The report includes graphs of the progress made so far on the 18 indicators, and how this progress will accelerate or decline depending on funding. These graphs represent three different scenarios: a best case where investments increase, a status quo case where investments hold at current levels, and a worst case where investments are reduced.

At the beginning of the report, Melinda Gates calls out child mortality as one of the most emblematic indicators of them all. In recent years, an estimated 100 million childhood deaths have been averted, due in large part to vaccines and improved newborn care practices. As the graph above shows, these developments have helped reduce the number of under-5 deaths per 1,000 live births from 85 in 1990 to 38 in 2016. If global investment increases, this number could drop to as low as 19 deaths per 1,000 live births by the year of 2030. If investments decrease, progress would slow so that there would be 31 deaths per 1,000 live births.

Recent studies estimate that 1.5 million of the children who will die next year will die from diseases that can be prevented with vaccines. Many countries, including Bangladesh, Honduras and Tanzania, immunize more than 90 percent of their children, but there are still nearly 20 million children in the world who aren’t immunized at all. This in part explain why measles, preventable with a vaccine that costs less than 20 cents, still kills almost 150,000 children every year. 

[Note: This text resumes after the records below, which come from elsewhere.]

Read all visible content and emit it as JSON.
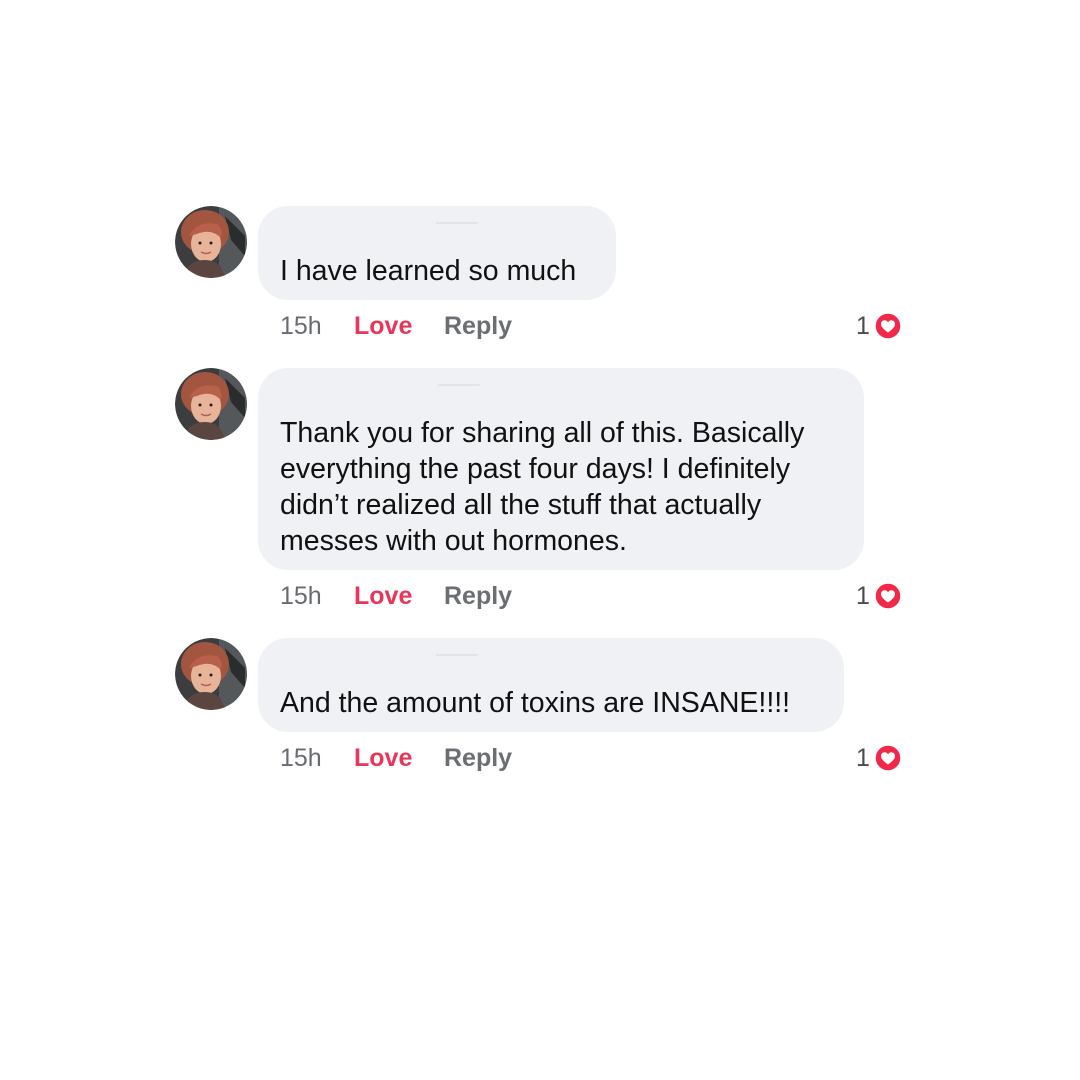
{
  "comments": [
    {
      "text": "I have learned so much",
      "time": "15h",
      "love_label": "Love",
      "reply_label": "Reply",
      "reaction_count": "1",
      "reaction_icon": "heart-icon"
    },
    {
      "text": "Thank you for sharing all of this. Basically\neverything the past four days! I definitely\ndidn’t realized all the stuff that actually\nmesses with out hormones.",
      "time": "15h",
      "love_label": "Love",
      "reply_label": "Reply",
      "reaction_count": "1",
      "reaction_icon": "heart-icon"
    },
    {
      "text": "And the amount of toxins are INSANE!!!!",
      "time": "15h",
      "love_label": "Love",
      "reply_label": "Reply",
      "reaction_count": "1",
      "reaction_icon": "heart-icon"
    }
  ],
  "colors": {
    "bubble": "#f0f1f4",
    "love": "#e8365b",
    "heart": "#f0284a",
    "muted": "#686b70"
  }
}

The burden of such vaccine-preventable diseases is disproportionally felt by less prosperous countries. Populations in countries with a low socio-demographic index – those with lower income per capita, education attainment and total fertility rate – are less likely to be covered by lifesaving vaccines. In the years ahead, global health leaders must tackle lingering inequities by increasing efforts to improve access to vaccines in historically neglected communities.

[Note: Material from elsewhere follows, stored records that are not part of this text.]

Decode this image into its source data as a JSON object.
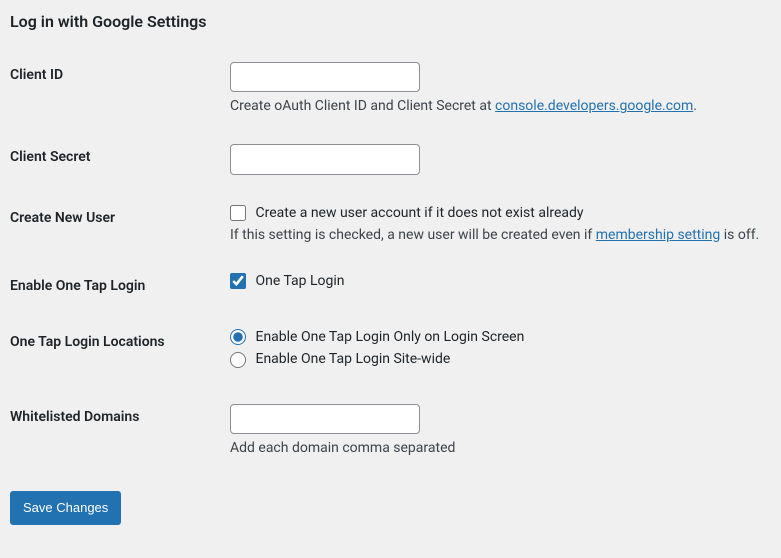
{
  "title": "Log in with Google Settings",
  "fields": {
    "client_id": {
      "label": "Client ID",
      "value": "",
      "help_prefix": "Create oAuth Client ID and Client Secret at ",
      "help_link_text": "console.developers.google.com",
      "help_suffix": "."
    },
    "client_secret": {
      "label": "Client Secret",
      "value": ""
    },
    "create_user": {
      "label": "Create New User",
      "checkbox_label": "Create a new user account if it does not exist already",
      "help_prefix": "If this setting is checked, a new user will be created even if ",
      "help_link_text": "membership setting",
      "help_suffix": " is off."
    },
    "one_tap": {
      "label": "Enable One Tap Login",
      "checkbox_label": "One Tap Login"
    },
    "one_tap_locations": {
      "label": "One Tap Login Locations",
      "option1": "Enable One Tap Login Only on Login Screen",
      "option2": "Enable One Tap Login Site-wide"
    },
    "whitelisted": {
      "label": "Whitelisted Domains",
      "value": "",
      "help": "Add each domain comma separated"
    }
  },
  "submit_label": "Save Changes"
}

When it comes to achieving these goals, Bill and Melinda Gates maintain that “progress is possible, but not inevitable.” The Gates Foundation has committed to releasing this report on an annual basis until 2030 to identify where progress is being made, and where the global health community must increase efforts in order to achieve the SDGs. The question this report ultimately poses is, now that we know what it takes to provide millions of people the opportunity to thrive, do we have the commitment to see that become a reality?


Photo and graphs courtesy of the Bill and Melinda Gates Foundation